▶ TASK DIRECTIONS
The entries below are to be given back exactly, with images excluded.

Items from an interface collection
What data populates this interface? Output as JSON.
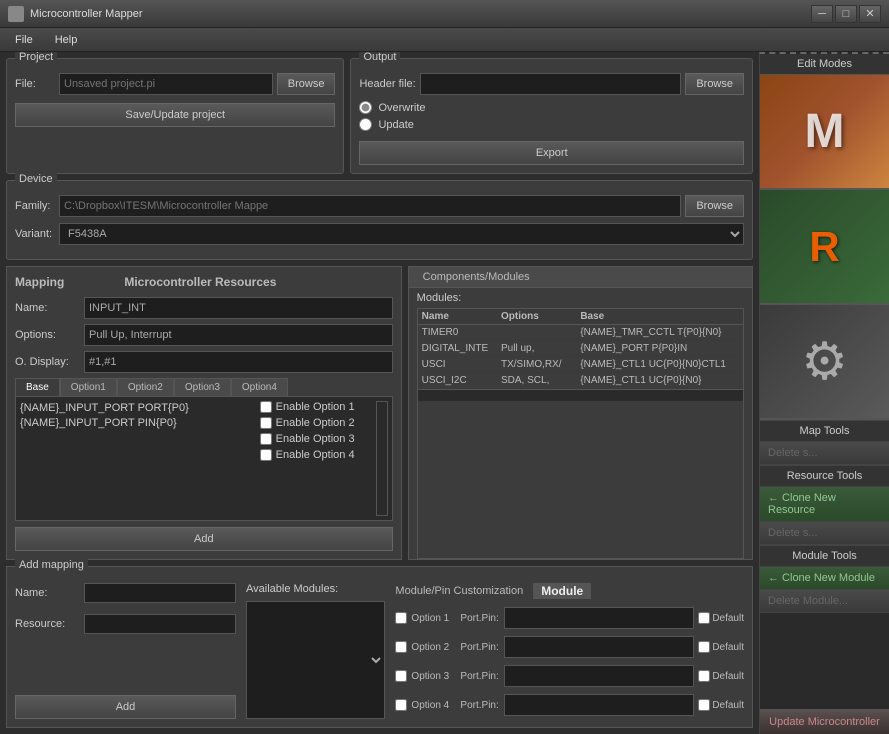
{
  "window": {
    "title": "Microcontroller Mapper",
    "controls": {
      "minimize": "─",
      "maximize": "□",
      "close": "✕"
    }
  },
  "menu": {
    "items": [
      "File",
      "Help"
    ]
  },
  "project": {
    "label": "Project",
    "file_label": "File:",
    "file_placeholder": "Unsaved project.pi",
    "browse_btn": "Browse",
    "save_btn": "Save/Update project"
  },
  "output": {
    "label": "Output",
    "header_label": "Header file:",
    "browse_btn": "Browse",
    "overwrite_label": "Overwrite",
    "update_label": "Update",
    "export_btn": "Export"
  },
  "device": {
    "label": "Device",
    "family_label": "Family:",
    "family_value": "C:\\Dropbox\\ITESM\\Microcontroller Mappe",
    "browse_btn": "Browse",
    "variant_label": "Variant:",
    "variant_value": "F5438A"
  },
  "mapping": {
    "title": "Mapping",
    "resources_title": "Microcontroller Resources",
    "name_label": "Name:",
    "name_value": "INPUT_INT",
    "options_label": "Options:",
    "options_value": "Pull Up, Interrupt",
    "odisplay_label": "O. Display:",
    "odisplay_value": "#1,#1",
    "tabs": [
      "Base",
      "Option1",
      "Option2",
      "Option3",
      "Option4"
    ],
    "active_tab": "Base",
    "code_lines": [
      "{NAME}_INPUT_PORT PORT{P0}",
      "{NAME}_INPUT_PORT PIN{P0}"
    ],
    "options": [
      "Enable Option 1",
      "Enable Option 2",
      "Enable Option 3",
      "Enable Option 4"
    ],
    "add_btn": "Add"
  },
  "components": {
    "tab_label": "Components/Modules",
    "modules_label": "Modules:",
    "columns": [
      "Name",
      "Options",
      "Base"
    ],
    "rows": [
      {
        "name": "TIMER0",
        "options": "",
        "base": "{NAME}_TMR_CCTL   T{P0}{N0}"
      },
      {
        "name": "DIGITAL_INTE",
        "options": "Pull up,",
        "base": "{NAME}_PORT  P{P0}IN"
      },
      {
        "name": "USCI",
        "options": "TX/SIMO,RX/",
        "base": "{NAME}_CTL1  UC{P0}{N0}CTL1"
      },
      {
        "name": "USCI_I2C",
        "options": "SDA, SCL,",
        "base": "{NAME}_CTL1  UC{P0}{N0}"
      }
    ]
  },
  "add_mapping": {
    "title": "Add mapping",
    "name_label": "Name:",
    "resource_label": "Resource:",
    "available_modules_label": "Available Modules:",
    "module_cust_label": "Module/Pin Customization",
    "module_badge": "Module",
    "options": [
      {
        "label": "Option 1",
        "port_pin": "Port.Pin:"
      },
      {
        "label": "Option 2",
        "port_pin": "Port.Pin:"
      },
      {
        "label": "Option 3",
        "port_pin": "Port.Pin:"
      },
      {
        "label": "Option 4",
        "port_pin": "Port.Pin:"
      }
    ],
    "default_label": "Default",
    "add_btn": "Add"
  },
  "right_sidebar": {
    "edit_modes_label": "Edit Modes",
    "map_tools_label": "Map Tools",
    "map_delete_btn": "Delete s...",
    "resource_tools_label": "Resource Tools",
    "clone_resource_btn": "← Clone New Resource",
    "delete_resource_btn": "Delete s...",
    "module_tools_label": "Module Tools",
    "clone_module_btn": "← Clone New Module",
    "delete_module_btn": "Delete Module...",
    "update_btn": "Update Microcontroller"
  }
}
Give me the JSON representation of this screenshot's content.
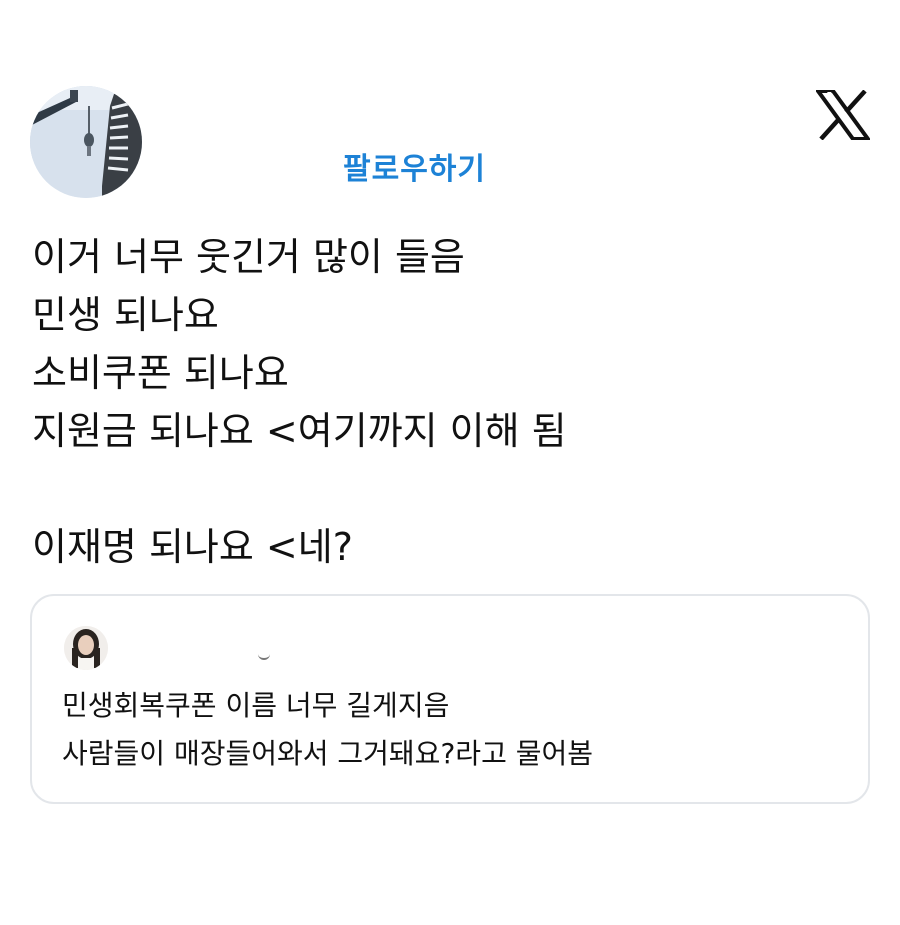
{
  "header": {
    "avatar_icon": "profile-photo-icon",
    "follow_label": "팔로우하기",
    "logo_icon": "x-logo-icon"
  },
  "tweet": {
    "lines": [
      "이거 너무 웃긴거 많이 들음",
      "민생 되나요",
      "소비쿠폰 되나요",
      "지원금 되나요 <여기까지 이해 됨",
      "이재명 되나요 <네?"
    ]
  },
  "quote": {
    "avatar_icon": "quoted-user-avatar-icon",
    "lines": [
      "민생회복쿠폰 이름 너무 길게지음",
      "사람들이 매장들어와서 그거돼요?라고 물어봄"
    ]
  },
  "colors": {
    "follow": "#1d82d6",
    "text": "#111111",
    "card_border": "#e3e6ea",
    "background": "#ffffff"
  }
}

▶ FINISHED EXERCISE
What data populates this interface? Output as JSON.
{
  "window": {
    "title": "Microcontroller Mapper",
    "controls": {
      "minimize": "─",
      "maximize": "□",
      "close": "✕"
    }
  },
  "menu": {
    "items": [
      "File",
      "Help"
    ]
  },
  "project": {
    "label": "Project",
    "file_label": "File:",
    "file_placeholder": "Unsaved project.pi",
    "browse_btn": "Browse",
    "save_btn": "Save/Update project"
  },
  "output": {
    "label": "Output",
    "header_label": "Header file:",
    "browse_btn": "Browse",
    "overwrite_label": "Overwrite",
    "update_label": "Update",
    "export_btn": "Export"
  },
  "device": {
    "label": "Device",
    "family_label": "Family:",
    "family_value": "C:\\Dropbox\\ITESM\\Microcontroller Mappe",
    "browse_btn": "Browse",
    "variant_label": "Variant:",
    "variant_value": "F5438A"
  },
  "mapping": {
    "title": "Mapping",
    "resources_title": "Microcontroller Resources",
    "name_label": "Name:",
    "name_value": "INPUT_INT",
    "options_label": "Options:",
    "options_value": "Pull Up, Interrupt",
    "odisplay_label": "O. Display:",
    "odisplay_value": "#1,#1",
    "tabs": [
      "Base",
      "Option1",
      "Option2",
      "Option3",
      "Option4"
    ],
    "active_tab": "Base",
    "code_lines": [
      "{NAME}_INPUT_PORT PORT{P0}",
      "{NAME}_INPUT_PORT PIN{P0}"
    ],
    "options": [
      "Enable Option 1",
      "Enable Option 2",
      "Enable Option 3",
      "Enable Option 4"
    ],
    "add_btn": "Add"
  },
  "components": {
    "tab_label": "Components/Modules",
    "modules_label": "Modules:",
    "columns": [
      "Name",
      "Options",
      "Base"
    ],
    "rows": [
      {
        "name": "TIMER0",
        "options": "",
        "base": "{NAME}_TMR_CCTL   T{P0}{N0}"
      },
      {
        "name": "DIGITAL_INTE",
        "options": "Pull up,",
        "base": "{NAME}_PORT  P{P0}IN"
      },
      {
        "name": "USCI",
        "options": "TX/SIMO,RX/",
        "base": "{NAME}_CTL1  UC{P0}{N0}CTL1"
      },
      {
        "name": "USCI_I2C",
        "options": "SDA, SCL,",
        "base": "{NAME}_CTL1  UC{P0}{N0}"
      }
    ]
  },
  "add_mapping": {
    "title": "Add mapping",
    "name_label": "Name:",
    "resource_label": "Resource:",
    "available_modules_label": "Available Modules:",
    "module_cust_label": "Module/Pin Customization",
    "module_badge": "Module",
    "options": [
      {
        "label": "Option 1",
        "port_pin": "Port.Pin:"
      },
      {
        "label": "Option 2",
        "port_pin": "Port.Pin:"
      },
      {
        "label": "Option 3",
        "port_pin": "Port.Pin:"
      },
      {
        "label": "Option 4",
        "port_pin": "Port.Pin:"
      }
    ],
    "default_label": "Default",
    "add_btn": "Add"
  },
  "right_sidebar": {
    "edit_modes_label": "Edit Modes",
    "map_tools_label": "Map Tools",
    "map_delete_btn": "Delete s...",
    "resource_tools_label": "Resource Tools",
    "clone_resource_btn": "← Clone New Resource",
    "delete_resource_btn": "Delete s...",
    "module_tools_label": "Module Tools",
    "clone_module_btn": "← Clone New Module",
    "delete_module_btn": "Delete Module...",
    "update_btn": "Update Microcontroller"
  }
}
Give me the JSON representation of this screenshot's content.
{
  "header": {
    "avatar_icon": "profile-photo-icon",
    "follow_label": "팔로우하기",
    "logo_icon": "x-logo-icon"
  },
  "tweet": {
    "lines": [
      "이거 너무 웃긴거 많이 들음",
      "민생 되나요",
      "소비쿠폰 되나요",
      "지원금 되나요 <여기까지 이해 됨",
      "이재명 되나요 <네?"
    ]
  },
  "quote": {
    "avatar_icon": "quoted-user-avatar-icon",
    "lines": [
      "민생회복쿠폰 이름 너무 길게지음",
      "사람들이 매장들어와서 그거돼요?라고 물어봄"
    ]
  },
  "colors": {
    "follow": "#1d82d6",
    "text": "#111111",
    "card_border": "#e3e6ea",
    "background": "#ffffff"
  }
}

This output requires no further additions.